In a video produced in conjunction with the Blueprint, President and CEO of BWXT, Rex Geveden, says that Lynchburg is “home to two of the four most important nuclear companies in the United States—one being BWXT and the other being Framatome. One of the reasons we like being here is that there’s a real pool of talent for doing nuclear work…a surprisingly large talent pool…it’s a little bit of a hidden secret.”
Goal 2 focuses on anchor institutions such as Centra Health, Liberty University and the University of Lynchburg, which are among the largest employers in the City and also contribute to both the development of a skilled workforce and downtown areas. Pedigo says there are many advantages of a “shared partnership” for the city and these anchor institutions; the key is to find what works for all. Upshur says the focus is to find areas of intersection, such as Liberty hosting the Commonwealth Games and The Miss Virginia Pageant; “these are all great things,” she says, “and an anchor strategy.”
Goals 3, 4 and 5 focus on skill development, placemaking strategy and developing a competitive identity for Lynchburg.
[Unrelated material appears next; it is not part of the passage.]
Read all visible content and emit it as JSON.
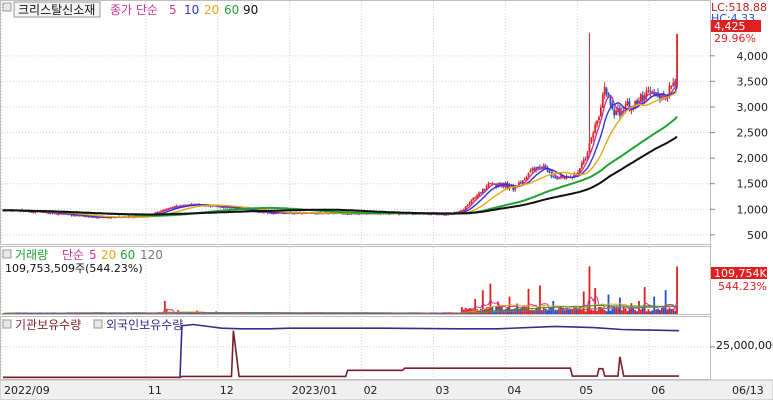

These goals will demand a level of collaboration among City officials, business owners, tourism organizations and anchor institutions both to grow what Lynchburg has locally and to tell its story in a way that attracts and retains talent.
“When I look through this,” Upshur says, “One of the things I’m really proud of is the values [and] if you can extrapolate the tagline, if you really think through what those values are, that’s a place I want to live and work.”
Upshur adds that their office is a City department, available “to anybody no matter how small.” She encourages business owners to be aware and to engage. “Most programs [including this plan] are a direct result of the engagement we had from businesses small and large.”